(Excerpts from a dataset)
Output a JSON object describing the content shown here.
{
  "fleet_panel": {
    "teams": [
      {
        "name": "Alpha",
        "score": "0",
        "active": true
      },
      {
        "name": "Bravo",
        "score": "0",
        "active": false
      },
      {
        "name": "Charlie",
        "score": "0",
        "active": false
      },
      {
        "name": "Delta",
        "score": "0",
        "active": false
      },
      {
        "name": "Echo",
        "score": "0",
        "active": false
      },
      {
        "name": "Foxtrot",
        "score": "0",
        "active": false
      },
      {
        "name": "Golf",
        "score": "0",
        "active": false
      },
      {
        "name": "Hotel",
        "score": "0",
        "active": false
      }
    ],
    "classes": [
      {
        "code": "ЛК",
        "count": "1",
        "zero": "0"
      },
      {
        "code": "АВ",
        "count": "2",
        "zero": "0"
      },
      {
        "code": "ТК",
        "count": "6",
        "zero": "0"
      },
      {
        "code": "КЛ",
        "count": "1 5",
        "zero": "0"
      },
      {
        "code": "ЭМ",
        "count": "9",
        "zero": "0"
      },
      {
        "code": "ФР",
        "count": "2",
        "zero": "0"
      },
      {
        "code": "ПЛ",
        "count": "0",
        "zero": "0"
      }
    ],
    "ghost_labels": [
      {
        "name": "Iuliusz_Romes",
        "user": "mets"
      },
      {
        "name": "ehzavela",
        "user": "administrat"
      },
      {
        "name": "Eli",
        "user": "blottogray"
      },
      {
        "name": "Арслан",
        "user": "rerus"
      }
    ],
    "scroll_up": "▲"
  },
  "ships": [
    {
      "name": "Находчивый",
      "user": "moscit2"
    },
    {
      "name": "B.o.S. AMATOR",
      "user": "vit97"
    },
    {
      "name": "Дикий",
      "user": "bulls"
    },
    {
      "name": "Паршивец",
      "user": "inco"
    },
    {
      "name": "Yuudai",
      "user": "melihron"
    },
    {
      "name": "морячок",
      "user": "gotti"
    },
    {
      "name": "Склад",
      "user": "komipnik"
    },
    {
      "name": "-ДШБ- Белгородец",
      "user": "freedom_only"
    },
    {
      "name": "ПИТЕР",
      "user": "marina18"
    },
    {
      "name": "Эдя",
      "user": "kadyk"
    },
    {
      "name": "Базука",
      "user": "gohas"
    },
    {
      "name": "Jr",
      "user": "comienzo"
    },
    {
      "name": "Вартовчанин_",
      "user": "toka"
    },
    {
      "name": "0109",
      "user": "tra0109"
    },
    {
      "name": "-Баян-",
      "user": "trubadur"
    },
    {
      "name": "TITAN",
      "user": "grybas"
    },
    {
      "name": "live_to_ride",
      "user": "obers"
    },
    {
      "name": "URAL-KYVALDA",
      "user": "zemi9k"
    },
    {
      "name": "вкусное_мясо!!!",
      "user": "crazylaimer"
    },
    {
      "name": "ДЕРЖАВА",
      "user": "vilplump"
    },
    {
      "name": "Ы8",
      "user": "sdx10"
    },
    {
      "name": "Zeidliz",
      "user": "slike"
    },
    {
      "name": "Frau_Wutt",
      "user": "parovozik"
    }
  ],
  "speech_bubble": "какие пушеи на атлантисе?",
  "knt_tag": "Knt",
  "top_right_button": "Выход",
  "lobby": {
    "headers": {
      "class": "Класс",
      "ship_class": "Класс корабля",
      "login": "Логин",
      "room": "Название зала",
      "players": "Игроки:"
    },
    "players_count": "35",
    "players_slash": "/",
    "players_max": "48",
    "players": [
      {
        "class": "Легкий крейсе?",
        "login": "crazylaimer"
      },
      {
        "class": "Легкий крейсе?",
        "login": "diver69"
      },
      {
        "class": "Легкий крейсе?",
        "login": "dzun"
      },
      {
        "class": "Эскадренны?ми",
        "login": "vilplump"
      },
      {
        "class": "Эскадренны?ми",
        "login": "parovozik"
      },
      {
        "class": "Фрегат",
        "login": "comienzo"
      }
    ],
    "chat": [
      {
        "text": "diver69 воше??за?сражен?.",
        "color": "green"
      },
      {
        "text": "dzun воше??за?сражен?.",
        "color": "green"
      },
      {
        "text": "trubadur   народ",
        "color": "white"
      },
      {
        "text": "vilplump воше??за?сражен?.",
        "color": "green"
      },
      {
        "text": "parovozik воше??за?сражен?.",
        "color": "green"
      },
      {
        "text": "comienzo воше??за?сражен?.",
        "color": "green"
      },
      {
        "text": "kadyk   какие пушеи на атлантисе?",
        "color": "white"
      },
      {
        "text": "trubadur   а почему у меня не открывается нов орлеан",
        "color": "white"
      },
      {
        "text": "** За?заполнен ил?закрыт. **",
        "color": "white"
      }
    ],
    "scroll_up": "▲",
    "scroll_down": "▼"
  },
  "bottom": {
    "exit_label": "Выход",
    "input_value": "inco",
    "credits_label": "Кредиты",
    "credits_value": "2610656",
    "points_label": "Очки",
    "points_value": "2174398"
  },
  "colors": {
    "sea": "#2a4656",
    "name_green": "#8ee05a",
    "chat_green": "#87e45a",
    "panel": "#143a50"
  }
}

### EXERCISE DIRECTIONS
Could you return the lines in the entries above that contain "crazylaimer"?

### SOLVED PROBLEM
      "user": "crazylaimer"
        "login": "crazylaimer"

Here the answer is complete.